=== Data supplied ===
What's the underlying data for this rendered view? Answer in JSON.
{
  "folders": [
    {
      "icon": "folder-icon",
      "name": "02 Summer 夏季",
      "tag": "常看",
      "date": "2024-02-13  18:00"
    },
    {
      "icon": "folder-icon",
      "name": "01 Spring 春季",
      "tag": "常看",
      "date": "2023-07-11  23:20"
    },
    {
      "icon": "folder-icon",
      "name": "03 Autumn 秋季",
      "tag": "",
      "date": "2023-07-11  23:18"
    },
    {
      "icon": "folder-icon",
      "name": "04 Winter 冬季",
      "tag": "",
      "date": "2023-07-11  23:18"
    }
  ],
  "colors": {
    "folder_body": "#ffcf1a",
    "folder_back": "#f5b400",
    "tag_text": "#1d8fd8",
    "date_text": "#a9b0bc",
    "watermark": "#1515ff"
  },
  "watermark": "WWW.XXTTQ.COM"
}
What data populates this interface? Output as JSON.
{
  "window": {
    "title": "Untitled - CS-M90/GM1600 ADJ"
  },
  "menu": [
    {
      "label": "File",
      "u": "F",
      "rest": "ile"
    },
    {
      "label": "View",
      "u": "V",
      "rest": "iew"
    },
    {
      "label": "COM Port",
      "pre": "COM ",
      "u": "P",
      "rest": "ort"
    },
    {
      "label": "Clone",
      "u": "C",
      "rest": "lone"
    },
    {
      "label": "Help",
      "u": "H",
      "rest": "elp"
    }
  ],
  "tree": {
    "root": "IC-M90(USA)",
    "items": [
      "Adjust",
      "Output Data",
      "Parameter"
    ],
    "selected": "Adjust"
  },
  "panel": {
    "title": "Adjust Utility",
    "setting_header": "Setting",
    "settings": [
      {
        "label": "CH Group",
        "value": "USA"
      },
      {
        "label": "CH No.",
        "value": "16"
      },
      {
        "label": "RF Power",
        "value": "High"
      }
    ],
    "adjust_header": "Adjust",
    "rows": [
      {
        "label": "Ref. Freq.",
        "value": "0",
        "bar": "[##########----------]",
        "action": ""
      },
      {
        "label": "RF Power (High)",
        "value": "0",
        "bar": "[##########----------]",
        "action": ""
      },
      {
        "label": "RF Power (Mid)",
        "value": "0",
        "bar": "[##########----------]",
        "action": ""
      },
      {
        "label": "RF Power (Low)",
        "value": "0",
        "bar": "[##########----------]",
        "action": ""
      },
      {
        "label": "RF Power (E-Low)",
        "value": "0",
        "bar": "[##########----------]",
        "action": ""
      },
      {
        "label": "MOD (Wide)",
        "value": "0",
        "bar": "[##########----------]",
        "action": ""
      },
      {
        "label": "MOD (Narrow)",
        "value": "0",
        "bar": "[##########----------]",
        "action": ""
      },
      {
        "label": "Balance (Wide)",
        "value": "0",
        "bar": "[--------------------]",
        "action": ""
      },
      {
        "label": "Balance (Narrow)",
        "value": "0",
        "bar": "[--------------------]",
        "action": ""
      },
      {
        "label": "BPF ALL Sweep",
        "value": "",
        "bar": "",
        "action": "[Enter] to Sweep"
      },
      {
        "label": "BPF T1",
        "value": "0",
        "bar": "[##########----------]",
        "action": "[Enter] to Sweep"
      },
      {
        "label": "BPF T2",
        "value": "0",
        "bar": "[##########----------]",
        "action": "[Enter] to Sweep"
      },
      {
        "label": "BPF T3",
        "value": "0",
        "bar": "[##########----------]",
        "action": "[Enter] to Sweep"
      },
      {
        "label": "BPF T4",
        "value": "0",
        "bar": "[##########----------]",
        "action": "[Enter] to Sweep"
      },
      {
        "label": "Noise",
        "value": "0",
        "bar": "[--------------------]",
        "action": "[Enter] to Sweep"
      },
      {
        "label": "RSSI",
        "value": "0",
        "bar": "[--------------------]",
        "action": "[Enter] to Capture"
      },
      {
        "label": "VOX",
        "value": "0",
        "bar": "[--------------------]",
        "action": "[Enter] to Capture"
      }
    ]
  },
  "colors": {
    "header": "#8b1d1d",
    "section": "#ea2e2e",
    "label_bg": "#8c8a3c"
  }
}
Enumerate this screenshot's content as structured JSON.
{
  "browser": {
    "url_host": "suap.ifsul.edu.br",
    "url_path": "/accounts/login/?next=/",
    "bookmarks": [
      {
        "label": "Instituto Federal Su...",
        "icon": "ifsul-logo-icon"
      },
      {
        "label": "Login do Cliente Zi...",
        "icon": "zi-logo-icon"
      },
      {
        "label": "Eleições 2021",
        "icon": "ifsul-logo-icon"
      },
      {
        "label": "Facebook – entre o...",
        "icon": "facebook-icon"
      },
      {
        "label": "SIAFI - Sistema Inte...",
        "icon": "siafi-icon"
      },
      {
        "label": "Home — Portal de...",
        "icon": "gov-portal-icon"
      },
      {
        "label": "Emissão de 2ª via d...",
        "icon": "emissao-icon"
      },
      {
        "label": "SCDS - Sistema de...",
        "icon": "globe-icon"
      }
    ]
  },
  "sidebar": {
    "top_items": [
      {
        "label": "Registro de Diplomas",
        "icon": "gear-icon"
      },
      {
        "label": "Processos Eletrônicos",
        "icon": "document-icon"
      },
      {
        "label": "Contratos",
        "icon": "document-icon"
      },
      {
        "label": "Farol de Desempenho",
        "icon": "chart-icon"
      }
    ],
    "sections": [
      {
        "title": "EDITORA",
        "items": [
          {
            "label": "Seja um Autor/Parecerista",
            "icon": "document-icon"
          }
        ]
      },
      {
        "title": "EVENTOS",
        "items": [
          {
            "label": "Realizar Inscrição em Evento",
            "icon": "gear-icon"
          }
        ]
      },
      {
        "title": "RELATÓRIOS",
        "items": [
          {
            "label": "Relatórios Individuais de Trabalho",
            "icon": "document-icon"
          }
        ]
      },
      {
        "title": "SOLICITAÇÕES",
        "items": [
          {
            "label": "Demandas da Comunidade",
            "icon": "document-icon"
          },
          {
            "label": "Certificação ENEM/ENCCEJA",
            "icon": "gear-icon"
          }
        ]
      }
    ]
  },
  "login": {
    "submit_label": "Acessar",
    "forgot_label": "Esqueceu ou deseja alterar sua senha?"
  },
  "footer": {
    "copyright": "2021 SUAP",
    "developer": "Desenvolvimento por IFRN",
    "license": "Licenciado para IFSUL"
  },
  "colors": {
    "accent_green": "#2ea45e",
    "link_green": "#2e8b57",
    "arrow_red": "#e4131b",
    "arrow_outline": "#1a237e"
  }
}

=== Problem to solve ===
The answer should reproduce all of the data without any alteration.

=== The answer ===
What's the underlying data for this rendered view? Answer in JSON.
{
  "folders": [
    {
      "icon": "folder-icon",
      "name": "02 Summer 夏季",
      "tag": "常看",
      "date": "2024-02-13  18:00"
    },
    {
      "icon": "folder-icon",
      "name": "01 Spring 春季",
      "tag": "常看",
      "date": "2023-07-11  23:20"
    },
    {
      "icon": "folder-icon",
      "name": "03 Autumn 秋季",
      "tag": "",
      "date": "2023-07-11  23:18"
    },
    {
      "icon": "folder-icon",
      "name": "04 Winter 冬季",
      "tag": "",
      "date": "2023-07-11  23:18"
    }
  ],
  "colors": {
    "folder_body": "#ffcf1a",
    "folder_back": "#f5b400",
    "tag_text": "#1d8fd8",
    "date_text": "#a9b0bc",
    "watermark": "#1515ff"
  },
  "watermark": "WWW.XXTTQ.COM"
}
What data populates this interface? Output as JSON.
{
  "window": {
    "title": "Untitled - CS-M90/GM1600 ADJ"
  },
  "menu": [
    {
      "label": "File",
      "u": "F",
      "rest": "ile"
    },
    {
      "label": "View",
      "u": "V",
      "rest": "iew"
    },
    {
      "label": "COM Port",
      "pre": "COM ",
      "u": "P",
      "rest": "ort"
    },
    {
      "label": "Clone",
      "u": "C",
      "rest": "lone"
    },
    {
      "label": "Help",
      "u": "H",
      "rest": "elp"
    }
  ],
  "tree": {
    "root": "IC-M90(USA)",
    "items": [
      "Adjust",
      "Output Data",
      "Parameter"
    ],
    "selected": "Adjust"
  },
  "panel": {
    "title": "Adjust Utility",
    "setting_header": "Setting",
    "settings": [
      {
        "label": "CH Group",
        "value": "USA"
      },
      {
        "label": "CH No.",
        "value": "16"
      },
      {
        "label": "RF Power",
        "value": "High"
      }
    ],
    "adjust_header": "Adjust",
    "rows": [
      {
        "label": "Ref. Freq.",
        "value": "0",
        "bar": "[##########----------]",
        "action": ""
      },
      {
        "label": "RF Power (High)",
        "value": "0",
        "bar": "[##########----------]",
        "action": ""
      },
      {
        "label": "RF Power (Mid)",
        "value": "0",
        "bar": "[##########----------]",
        "action": ""
      },
      {
        "label": "RF Power (Low)",
        "value": "0",
        "bar": "[##########----------]",
        "action": ""
      },
      {
        "label": "RF Power (E-Low)",
        "value": "0",
        "bar": "[##########----------]",
        "action": ""
      },
      {
        "label": "MOD (Wide)",
        "value": "0",
        "bar": "[##########----------]",
        "action": ""
      },
      {
        "label": "MOD (Narrow)",
        "value": "0",
        "bar": "[##########----------]",
        "action": ""
      },
      {
        "label": "Balance (Wide)",
        "value": "0",
        "bar": "[--------------------]",
        "action": ""
      },
      {
        "label": "Balance (Narrow)",
        "value": "0",
        "bar": "[--------------------]",
        "action": ""
      },
      {
        "label": "BPF ALL Sweep",
        "value": "",
        "bar": "",
        "action": "[Enter] to Sweep"
      },
      {
        "label": "BPF T1",
        "value": "0",
        "bar": "[##########----------]",
        "action": "[Enter] to Sweep"
      },
      {
        "label": "BPF T2",
        "value": "0",
        "bar": "[##########----------]",
        "action": "[Enter] to Sweep"
      },
      {
        "label": "BPF T3",
        "value": "0",
        "bar": "[##########----------]",
        "action": "[Enter] to Sweep"
      },
      {
        "label": "BPF T4",
        "value": "0",
        "bar": "[##########----------]",
        "action": "[Enter] to Sweep"
      },
      {
        "label": "Noise",
        "value": "0",
        "bar": "[--------------------]",
        "action": "[Enter] to Sweep"
      },
      {
        "label": "RSSI",
        "value": "0",
        "bar": "[--------------------]",
        "action": "[Enter] to Capture"
      },
      {
        "label": "VOX",
        "value": "0",
        "bar": "[--------------------]",
        "action": "[Enter] to Capture"
      }
    ]
  },
  "colors": {
    "header": "#8b1d1d",
    "section": "#ea2e2e",
    "label_bg": "#8c8a3c"
  }
}
Enumerate this screenshot's content as structured JSON.
{
  "browser": {
    "url_host": "suap.ifsul.edu.br",
    "url_path": "/accounts/login/?next=/",
    "bookmarks": [
      {
        "label": "Instituto Federal Su...",
        "icon": "ifsul-logo-icon"
      },
      {
        "label": "Login do Cliente Zi...",
        "icon": "zi-logo-icon"
      },
      {
        "label": "Eleições 2021",
        "icon": "ifsul-logo-icon"
      },
      {
        "label": "Facebook – entre o...",
        "icon": "facebook-icon"
      },
      {
        "label": "SIAFI - Sistema Inte...",
        "icon": "siafi-icon"
      },
      {
        "label": "Home — Portal de...",
        "icon": "gov-portal-icon"
      },
      {
        "label": "Emissão de 2ª via d...",
        "icon": "emissao-icon"
      },
      {
        "label": "SCDS - Sistema de...",
        "icon": "globe-icon"
      }
    ]
  },
  "sidebar": {
    "top_items": [
      {
        "label": "Registro de Diplomas",
        "icon": "gear-icon"
      },
      {
        "label": "Processos Eletrônicos",
        "icon": "document-icon"
      },
      {
        "label": "Contratos",
        "icon": "document-icon"
      },
      {
        "label": "Farol de Desempenho",
        "icon": "chart-icon"
      }
    ],
    "sections": [
      {
        "title": "EDITORA",
        "items": [
          {
            "label": "Seja um Autor/Parecerista",
            "icon": "document-icon"
          }
        ]
      },
      {
        "title": "EVENTOS",
        "items": [
          {
            "label": "Realizar Inscrição em Evento",
            "icon": "gear-icon"
          }
        ]
      },
      {
        "title": "RELATÓRIOS",
        "items": [
          {
            "label": "Relatórios Individuais de Trabalho",
            "icon": "document-icon"
          }
        ]
      },
      {
        "title": "SOLICITAÇÕES",
        "items": [
          {
            "label": "Demandas da Comunidade",
            "icon": "document-icon"
          },
          {
            "label": "Certificação ENEM/ENCCEJA",
            "icon": "gear-icon"
          }
        ]
      }
    ]
  },
  "login": {
    "submit_label": "Acessar",
    "forgot_label": "Esqueceu ou deseja alterar sua senha?"
  },
  "footer": {
    "copyright": "2021 SUAP",
    "developer": "Desenvolvimento por IFRN",
    "license": "Licenciado para IFSUL"
  },
  "colors": {
    "accent_green": "#2ea45e",
    "link_green": "#2e8b57",
    "arrow_red": "#e4131b",
    "arrow_outline": "#1a237e"
  }
}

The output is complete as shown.